**WHAT NEEDS TO BE DONE:** For this listing, report how many lines contain the string "time", using only a number.

**INFORMATION:**
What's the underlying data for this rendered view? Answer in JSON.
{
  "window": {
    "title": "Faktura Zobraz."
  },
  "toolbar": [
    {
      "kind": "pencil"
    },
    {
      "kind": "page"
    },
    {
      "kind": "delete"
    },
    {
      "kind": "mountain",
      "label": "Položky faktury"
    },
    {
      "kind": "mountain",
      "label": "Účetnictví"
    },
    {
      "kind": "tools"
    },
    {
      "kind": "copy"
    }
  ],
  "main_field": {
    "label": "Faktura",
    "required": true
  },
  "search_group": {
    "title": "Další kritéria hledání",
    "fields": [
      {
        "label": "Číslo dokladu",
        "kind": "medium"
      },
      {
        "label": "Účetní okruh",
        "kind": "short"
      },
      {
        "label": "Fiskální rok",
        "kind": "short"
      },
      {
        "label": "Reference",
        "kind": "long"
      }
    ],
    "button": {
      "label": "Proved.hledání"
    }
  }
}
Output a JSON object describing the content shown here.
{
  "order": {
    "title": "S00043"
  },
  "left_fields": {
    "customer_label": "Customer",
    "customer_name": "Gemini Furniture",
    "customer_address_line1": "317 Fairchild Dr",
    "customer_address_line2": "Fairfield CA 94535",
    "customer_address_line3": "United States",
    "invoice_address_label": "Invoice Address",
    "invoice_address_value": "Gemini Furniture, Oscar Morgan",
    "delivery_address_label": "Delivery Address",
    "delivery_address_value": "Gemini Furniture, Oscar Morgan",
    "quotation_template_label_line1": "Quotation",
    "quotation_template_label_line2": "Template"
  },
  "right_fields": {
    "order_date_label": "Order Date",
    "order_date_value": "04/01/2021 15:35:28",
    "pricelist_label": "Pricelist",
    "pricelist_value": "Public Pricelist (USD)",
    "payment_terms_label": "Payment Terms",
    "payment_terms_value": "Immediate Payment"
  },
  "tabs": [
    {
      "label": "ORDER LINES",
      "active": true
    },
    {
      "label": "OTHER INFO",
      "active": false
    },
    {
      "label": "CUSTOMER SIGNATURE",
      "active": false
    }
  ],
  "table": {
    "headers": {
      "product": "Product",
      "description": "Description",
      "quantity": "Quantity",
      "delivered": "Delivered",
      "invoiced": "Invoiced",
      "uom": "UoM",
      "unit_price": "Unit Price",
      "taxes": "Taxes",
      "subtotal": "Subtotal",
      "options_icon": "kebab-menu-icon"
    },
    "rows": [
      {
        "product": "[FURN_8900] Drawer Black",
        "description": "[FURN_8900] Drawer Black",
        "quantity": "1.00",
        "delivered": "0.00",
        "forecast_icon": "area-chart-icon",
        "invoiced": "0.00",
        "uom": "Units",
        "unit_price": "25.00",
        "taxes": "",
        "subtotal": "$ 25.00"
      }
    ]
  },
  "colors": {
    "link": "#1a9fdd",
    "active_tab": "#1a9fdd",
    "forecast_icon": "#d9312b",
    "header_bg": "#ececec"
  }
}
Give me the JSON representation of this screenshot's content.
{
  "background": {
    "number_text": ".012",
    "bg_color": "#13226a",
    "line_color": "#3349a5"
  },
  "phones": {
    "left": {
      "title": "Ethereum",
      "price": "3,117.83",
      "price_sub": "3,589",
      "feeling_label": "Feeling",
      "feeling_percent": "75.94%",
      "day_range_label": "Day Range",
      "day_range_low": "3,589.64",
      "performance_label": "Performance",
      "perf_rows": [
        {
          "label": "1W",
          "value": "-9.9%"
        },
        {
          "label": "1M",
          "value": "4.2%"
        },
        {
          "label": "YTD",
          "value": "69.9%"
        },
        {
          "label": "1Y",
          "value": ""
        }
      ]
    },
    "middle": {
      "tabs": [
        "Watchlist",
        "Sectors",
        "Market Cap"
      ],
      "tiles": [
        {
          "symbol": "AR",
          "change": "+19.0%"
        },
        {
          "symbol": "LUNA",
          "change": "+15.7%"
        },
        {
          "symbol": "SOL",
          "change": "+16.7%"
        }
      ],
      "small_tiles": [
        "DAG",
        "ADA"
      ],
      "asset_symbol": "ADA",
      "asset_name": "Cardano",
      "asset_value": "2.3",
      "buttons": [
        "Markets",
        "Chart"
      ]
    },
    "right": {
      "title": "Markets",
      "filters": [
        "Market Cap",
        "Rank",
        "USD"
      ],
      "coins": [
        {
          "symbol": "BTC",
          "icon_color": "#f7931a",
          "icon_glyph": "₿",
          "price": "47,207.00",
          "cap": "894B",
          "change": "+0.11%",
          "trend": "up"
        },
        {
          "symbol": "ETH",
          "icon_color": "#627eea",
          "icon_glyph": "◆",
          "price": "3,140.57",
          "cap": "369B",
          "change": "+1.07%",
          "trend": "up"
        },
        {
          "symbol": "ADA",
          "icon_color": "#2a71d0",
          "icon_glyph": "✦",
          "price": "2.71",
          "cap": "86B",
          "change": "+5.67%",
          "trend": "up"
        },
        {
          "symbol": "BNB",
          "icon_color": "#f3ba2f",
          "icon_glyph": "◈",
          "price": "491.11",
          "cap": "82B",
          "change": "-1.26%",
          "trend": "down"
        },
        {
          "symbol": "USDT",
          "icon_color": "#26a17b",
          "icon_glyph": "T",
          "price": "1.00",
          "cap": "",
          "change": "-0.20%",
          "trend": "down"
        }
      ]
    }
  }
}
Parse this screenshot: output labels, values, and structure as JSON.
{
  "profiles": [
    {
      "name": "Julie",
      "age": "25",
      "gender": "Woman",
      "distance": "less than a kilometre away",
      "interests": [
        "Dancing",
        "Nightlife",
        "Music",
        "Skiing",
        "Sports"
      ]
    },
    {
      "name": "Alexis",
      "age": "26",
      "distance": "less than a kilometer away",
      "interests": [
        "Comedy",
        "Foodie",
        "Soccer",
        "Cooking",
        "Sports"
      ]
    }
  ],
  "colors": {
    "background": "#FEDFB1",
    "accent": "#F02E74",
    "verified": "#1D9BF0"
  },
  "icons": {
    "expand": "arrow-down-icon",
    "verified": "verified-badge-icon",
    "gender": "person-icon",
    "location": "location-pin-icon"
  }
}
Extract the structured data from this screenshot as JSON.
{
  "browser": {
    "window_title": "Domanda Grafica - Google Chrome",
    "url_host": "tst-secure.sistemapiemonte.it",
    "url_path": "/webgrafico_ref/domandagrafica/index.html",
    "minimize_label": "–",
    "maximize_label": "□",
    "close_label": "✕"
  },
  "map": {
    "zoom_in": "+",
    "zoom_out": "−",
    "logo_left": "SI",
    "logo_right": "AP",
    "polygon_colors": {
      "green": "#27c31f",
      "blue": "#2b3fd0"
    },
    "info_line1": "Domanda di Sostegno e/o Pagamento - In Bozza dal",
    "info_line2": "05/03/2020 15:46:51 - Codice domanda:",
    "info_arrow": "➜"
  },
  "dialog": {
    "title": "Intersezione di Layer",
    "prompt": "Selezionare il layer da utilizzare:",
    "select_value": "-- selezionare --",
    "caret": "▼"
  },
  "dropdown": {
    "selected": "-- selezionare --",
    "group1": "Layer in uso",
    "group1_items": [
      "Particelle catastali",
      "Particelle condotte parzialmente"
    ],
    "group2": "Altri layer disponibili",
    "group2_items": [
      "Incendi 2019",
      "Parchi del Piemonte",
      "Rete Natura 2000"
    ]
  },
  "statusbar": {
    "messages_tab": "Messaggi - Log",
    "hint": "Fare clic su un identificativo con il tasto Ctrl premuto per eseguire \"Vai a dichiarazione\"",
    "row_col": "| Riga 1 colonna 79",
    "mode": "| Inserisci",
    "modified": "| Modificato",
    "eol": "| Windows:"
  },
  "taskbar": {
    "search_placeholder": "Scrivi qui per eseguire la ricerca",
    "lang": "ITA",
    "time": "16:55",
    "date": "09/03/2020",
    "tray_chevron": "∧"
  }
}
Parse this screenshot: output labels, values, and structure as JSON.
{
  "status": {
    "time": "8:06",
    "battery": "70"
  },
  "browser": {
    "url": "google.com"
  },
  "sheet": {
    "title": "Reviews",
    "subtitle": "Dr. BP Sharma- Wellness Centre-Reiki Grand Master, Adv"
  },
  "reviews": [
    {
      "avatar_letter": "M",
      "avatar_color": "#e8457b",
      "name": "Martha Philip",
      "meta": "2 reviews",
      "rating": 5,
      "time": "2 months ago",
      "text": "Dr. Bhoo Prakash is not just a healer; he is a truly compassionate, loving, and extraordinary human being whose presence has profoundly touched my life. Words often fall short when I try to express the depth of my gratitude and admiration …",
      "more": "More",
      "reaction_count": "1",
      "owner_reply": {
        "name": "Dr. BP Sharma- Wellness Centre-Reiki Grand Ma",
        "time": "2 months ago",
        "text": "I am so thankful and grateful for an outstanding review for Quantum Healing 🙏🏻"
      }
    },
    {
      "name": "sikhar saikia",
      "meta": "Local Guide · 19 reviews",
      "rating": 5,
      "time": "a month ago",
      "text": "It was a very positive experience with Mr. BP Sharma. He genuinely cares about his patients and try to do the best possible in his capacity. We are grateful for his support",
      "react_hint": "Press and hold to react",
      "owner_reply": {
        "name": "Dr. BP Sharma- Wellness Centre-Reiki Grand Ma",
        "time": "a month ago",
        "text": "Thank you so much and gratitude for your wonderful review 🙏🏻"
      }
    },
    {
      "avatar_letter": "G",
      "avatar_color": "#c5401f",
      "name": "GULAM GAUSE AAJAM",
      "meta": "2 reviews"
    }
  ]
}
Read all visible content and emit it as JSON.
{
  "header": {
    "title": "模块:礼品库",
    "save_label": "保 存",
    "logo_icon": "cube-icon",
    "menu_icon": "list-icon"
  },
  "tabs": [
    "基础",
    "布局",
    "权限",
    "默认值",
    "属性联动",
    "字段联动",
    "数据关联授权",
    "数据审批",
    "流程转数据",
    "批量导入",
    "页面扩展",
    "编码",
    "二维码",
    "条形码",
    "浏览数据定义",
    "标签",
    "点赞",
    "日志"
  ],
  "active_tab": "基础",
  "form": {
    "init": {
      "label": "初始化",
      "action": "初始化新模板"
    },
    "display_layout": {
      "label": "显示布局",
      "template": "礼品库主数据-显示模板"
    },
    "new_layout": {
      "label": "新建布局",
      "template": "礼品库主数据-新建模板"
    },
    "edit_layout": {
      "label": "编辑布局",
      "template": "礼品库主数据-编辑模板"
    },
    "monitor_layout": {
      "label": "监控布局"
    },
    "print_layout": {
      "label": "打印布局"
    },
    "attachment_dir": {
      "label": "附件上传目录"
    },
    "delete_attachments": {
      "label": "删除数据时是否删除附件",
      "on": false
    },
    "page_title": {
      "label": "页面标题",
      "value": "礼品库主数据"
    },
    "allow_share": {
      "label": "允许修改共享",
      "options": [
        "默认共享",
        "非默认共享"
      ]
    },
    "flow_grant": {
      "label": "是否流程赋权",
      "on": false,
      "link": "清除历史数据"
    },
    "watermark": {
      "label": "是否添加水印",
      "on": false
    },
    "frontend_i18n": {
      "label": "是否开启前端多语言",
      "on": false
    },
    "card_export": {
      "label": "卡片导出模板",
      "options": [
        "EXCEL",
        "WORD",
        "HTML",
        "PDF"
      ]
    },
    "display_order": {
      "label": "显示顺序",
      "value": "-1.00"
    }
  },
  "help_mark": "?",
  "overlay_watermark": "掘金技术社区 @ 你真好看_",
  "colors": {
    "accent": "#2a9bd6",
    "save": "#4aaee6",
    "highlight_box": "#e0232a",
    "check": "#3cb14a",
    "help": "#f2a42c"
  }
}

**WRITTEN RESPONSE:** 6